• What you should do:
From the records below, please return each line that holds the word "category".

• Records from a dataset:
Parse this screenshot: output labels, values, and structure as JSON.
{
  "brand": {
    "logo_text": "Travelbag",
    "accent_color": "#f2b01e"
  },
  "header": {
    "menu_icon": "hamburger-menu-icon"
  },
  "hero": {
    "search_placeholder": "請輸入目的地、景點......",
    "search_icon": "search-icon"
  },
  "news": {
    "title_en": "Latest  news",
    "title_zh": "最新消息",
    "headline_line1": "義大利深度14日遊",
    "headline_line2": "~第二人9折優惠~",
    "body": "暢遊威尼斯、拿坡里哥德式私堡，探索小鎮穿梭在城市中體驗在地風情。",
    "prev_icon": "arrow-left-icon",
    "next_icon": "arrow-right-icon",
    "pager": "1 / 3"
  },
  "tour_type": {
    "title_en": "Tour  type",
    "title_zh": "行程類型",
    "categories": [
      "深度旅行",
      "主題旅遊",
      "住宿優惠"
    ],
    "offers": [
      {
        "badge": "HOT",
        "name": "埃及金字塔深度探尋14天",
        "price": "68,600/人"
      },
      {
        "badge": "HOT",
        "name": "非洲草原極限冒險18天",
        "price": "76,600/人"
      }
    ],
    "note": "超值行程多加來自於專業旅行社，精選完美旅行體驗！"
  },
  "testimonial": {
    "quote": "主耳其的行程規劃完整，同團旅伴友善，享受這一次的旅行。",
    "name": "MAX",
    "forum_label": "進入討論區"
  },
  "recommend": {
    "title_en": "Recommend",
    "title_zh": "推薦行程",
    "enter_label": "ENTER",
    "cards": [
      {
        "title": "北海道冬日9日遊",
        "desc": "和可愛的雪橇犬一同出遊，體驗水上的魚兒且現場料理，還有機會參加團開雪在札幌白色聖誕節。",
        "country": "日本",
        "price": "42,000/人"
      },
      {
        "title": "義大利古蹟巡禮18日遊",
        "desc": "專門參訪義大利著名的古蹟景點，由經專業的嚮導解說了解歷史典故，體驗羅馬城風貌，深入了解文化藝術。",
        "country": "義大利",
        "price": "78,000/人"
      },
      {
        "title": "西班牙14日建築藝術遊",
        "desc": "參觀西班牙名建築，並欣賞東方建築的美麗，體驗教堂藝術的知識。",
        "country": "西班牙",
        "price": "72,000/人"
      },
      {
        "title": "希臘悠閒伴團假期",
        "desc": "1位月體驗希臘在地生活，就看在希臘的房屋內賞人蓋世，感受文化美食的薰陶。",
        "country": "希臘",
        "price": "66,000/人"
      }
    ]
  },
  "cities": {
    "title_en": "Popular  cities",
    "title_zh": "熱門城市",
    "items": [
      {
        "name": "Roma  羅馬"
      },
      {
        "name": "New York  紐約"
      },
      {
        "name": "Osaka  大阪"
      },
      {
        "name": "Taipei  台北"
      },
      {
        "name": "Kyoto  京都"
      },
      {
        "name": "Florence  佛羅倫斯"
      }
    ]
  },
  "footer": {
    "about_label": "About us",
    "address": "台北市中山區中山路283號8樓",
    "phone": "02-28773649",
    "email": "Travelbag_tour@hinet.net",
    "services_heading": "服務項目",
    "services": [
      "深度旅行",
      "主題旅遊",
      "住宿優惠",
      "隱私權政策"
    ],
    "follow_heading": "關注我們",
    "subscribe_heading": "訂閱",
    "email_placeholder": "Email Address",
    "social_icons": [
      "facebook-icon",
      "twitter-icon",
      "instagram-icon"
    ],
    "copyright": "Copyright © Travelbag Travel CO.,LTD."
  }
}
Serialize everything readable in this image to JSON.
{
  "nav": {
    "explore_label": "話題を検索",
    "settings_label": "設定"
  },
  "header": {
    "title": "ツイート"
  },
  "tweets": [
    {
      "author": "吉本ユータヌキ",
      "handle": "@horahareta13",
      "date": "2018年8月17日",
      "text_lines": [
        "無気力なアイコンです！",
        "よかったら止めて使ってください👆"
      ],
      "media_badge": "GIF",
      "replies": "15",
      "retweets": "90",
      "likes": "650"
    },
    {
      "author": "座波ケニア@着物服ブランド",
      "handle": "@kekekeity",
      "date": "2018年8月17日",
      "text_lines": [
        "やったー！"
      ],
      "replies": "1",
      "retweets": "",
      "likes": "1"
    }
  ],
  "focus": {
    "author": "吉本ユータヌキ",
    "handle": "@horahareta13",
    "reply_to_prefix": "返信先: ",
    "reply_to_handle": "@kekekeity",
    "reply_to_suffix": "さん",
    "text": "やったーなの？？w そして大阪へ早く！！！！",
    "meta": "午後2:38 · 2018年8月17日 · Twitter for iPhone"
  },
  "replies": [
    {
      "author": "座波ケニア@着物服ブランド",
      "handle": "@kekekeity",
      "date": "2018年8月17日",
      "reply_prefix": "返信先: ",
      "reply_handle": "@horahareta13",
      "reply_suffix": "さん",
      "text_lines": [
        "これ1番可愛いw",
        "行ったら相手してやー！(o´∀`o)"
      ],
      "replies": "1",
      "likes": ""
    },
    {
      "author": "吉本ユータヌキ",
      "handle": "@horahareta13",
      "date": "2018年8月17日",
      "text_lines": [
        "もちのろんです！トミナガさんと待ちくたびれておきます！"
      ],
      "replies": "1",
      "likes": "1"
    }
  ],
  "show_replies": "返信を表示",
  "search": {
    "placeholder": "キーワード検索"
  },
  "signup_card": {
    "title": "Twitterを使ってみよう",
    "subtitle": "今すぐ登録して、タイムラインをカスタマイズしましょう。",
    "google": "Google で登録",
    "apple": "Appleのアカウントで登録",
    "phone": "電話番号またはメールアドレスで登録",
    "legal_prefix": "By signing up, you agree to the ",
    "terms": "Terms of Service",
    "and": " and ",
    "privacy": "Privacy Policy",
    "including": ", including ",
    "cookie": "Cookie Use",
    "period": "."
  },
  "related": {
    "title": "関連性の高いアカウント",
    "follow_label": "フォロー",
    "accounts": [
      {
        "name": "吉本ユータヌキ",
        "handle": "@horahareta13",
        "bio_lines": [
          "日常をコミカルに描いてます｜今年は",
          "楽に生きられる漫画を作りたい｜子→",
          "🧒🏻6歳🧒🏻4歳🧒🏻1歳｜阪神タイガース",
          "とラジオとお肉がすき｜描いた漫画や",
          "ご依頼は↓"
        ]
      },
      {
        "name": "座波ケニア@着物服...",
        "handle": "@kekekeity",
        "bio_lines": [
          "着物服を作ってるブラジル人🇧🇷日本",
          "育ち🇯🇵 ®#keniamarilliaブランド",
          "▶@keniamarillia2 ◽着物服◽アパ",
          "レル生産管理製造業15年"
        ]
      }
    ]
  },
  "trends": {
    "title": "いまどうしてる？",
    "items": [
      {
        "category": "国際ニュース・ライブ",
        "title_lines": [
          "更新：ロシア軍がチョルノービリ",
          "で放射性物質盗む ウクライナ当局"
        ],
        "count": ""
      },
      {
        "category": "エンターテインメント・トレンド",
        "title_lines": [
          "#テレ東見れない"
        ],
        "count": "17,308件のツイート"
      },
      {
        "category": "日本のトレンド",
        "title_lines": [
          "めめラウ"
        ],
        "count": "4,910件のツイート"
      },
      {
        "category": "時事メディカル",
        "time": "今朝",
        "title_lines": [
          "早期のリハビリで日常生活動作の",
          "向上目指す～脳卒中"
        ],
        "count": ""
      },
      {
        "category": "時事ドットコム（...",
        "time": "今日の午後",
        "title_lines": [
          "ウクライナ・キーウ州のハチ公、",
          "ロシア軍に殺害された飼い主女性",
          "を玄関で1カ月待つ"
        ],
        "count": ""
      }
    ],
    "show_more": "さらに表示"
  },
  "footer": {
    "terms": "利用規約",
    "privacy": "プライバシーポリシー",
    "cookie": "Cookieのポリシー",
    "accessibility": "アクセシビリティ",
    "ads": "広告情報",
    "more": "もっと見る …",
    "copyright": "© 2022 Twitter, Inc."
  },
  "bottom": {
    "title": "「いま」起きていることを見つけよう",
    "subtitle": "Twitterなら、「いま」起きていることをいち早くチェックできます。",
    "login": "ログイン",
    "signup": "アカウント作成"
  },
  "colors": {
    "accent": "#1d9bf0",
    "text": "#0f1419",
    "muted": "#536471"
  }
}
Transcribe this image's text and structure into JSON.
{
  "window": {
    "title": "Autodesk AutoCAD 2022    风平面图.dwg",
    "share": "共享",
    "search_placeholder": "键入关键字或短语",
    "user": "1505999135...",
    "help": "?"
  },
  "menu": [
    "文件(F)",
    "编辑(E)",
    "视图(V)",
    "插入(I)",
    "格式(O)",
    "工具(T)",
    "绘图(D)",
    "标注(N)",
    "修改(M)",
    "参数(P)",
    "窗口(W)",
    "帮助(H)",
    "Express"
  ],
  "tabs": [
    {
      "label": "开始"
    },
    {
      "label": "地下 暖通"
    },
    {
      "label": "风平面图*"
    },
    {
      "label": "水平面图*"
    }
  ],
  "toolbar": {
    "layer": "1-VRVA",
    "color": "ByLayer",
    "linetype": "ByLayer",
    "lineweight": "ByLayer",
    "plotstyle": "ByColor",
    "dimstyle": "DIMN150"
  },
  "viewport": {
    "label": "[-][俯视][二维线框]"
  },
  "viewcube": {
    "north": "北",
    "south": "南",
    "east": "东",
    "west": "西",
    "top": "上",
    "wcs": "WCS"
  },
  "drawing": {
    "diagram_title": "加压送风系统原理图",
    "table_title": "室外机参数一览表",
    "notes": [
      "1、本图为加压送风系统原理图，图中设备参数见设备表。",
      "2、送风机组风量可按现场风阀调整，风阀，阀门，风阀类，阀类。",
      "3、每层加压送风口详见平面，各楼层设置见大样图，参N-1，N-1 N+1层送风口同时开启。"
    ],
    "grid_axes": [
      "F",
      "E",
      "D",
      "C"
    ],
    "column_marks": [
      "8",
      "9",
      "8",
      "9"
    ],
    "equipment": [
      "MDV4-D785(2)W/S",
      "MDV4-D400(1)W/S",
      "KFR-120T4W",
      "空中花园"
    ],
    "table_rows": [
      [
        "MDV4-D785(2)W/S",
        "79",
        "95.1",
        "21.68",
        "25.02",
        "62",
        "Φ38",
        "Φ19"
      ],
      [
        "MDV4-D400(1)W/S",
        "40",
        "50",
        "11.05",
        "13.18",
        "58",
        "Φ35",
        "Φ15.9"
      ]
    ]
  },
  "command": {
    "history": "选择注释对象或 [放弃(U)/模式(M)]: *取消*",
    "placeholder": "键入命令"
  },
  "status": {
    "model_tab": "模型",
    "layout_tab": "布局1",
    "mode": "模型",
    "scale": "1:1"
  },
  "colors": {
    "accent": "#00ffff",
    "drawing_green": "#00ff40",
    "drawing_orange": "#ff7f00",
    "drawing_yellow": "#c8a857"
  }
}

• Solution to the problem:
        "category": "国際ニュース・ライブ",
        "category": "エンターテインメント・トレンド",
        "category": "日本のトレンド",
        "category": "時事メディカル",
        "category": "時事ドットコム（...",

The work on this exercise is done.